Here’s the caveat: your responses are not only welcome, they are essential in order to keep the conversation - and growth - moving forward. So, please feel free to add a comment at the end of each post, or join the conversation on Facebook or Twitter (you know how to find me). I look forward to seeking out more spiritual truths with you this Lenten season! *
“God is gracious and merciful… slow to anger and abounding in steadfast love.” - Exodus 34:6
“Who is this God, really? Who is this God whom we have fashioned out of the light of our needs and the hopes of our hearts?” - Sr. Joan Chittister
Three days into this and already I’m asking myself, good grief, what have I gotten myself into with this project?
Who am I to discuss who or what God is? I am no great theologian or learned academic. I’m certainly no student of the Bible. What, then, can I possibly bring to this conversation?
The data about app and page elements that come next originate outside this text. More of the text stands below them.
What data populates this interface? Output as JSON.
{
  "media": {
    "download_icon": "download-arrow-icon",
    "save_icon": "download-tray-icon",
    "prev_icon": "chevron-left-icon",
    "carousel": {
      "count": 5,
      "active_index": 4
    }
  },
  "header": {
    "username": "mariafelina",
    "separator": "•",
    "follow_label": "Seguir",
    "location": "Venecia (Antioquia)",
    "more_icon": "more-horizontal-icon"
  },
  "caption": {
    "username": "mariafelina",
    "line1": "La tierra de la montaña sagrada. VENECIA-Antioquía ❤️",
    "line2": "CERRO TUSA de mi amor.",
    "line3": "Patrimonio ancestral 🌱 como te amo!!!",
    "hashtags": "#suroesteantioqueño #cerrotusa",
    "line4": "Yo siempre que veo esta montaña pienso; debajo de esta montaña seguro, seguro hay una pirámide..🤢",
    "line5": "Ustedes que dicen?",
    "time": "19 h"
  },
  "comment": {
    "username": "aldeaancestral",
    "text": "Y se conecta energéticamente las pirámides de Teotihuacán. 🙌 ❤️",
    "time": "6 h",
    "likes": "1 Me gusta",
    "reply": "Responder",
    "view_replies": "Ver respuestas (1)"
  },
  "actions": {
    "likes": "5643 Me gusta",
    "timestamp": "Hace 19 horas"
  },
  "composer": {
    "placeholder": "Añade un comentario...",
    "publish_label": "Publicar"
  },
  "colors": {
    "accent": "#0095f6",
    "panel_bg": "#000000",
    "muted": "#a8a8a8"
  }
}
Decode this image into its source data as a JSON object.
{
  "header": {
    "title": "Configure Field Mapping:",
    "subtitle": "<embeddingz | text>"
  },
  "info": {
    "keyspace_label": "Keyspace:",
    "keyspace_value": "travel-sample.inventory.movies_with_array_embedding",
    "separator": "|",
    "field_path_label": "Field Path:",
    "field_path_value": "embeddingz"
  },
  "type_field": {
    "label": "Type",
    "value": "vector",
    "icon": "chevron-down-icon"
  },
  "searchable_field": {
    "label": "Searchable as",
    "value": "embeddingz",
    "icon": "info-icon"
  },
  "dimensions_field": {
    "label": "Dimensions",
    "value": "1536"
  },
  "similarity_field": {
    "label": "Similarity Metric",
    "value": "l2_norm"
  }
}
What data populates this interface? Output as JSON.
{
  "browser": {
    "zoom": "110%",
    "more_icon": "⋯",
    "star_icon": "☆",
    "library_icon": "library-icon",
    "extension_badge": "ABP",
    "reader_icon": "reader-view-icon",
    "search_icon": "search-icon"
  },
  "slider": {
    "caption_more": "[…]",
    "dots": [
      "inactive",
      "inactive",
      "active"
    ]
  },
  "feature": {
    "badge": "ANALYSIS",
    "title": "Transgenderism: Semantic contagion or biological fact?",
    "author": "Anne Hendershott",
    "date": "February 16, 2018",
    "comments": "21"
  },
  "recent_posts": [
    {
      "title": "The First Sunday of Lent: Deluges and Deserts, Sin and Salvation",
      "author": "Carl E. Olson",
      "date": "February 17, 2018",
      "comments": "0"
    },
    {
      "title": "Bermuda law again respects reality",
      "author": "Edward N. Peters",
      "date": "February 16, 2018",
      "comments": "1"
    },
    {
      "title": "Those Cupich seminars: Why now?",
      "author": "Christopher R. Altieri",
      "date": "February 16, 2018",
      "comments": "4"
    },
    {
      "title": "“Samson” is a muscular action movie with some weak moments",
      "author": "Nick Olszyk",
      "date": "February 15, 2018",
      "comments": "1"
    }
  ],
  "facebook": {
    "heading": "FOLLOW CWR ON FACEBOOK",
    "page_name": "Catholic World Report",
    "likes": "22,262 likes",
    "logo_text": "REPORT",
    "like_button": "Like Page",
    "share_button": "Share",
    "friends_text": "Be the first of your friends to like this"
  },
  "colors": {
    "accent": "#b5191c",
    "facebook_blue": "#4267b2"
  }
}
Sister Joan elaborates on mankind’s definitions of God by illustrating the various incarnations we assign to Him, according to our own needs and circumstances. When we are angry, our God is a vengeful God. When we find ourselves at the end of our rope, God is full of mercy and kindness. When we feel guilt-ridden by our own actions, God is forgiving.
Sister Joan’s observations are sobering.
Does this mean that, much like XTC’s lead singer Andy Partridge proclaims in his song, Dear God, mankind created God for its own needs?
Or, is God all these things and so much more, as Sister Joan states in her closing statement, “Surely God is all this…. And more, the more we cannot in our smallness and our thirst even begin to imagine”?
Personally, I believe God IS all that we need Him to be, when we need Him. He visits us through friends, neighbors, and even strangers who share in our pain, our joy, our sorrow. Jesus himself admonished his followers to assist those identified as downtrodden, hopeless, or weak. When we reach out to our neighbors in such a manner we allow ourselves to be vessels through which God can help others. We realize that there will be times in our lives that we, too, will require the support of our fellow human beings in order to survive the sometimes harsh circumstances this life throws at us.
Yes, surely God is all this, and so much more than our limited minds can understand and imagine.
What do you think? Who or what is God to you?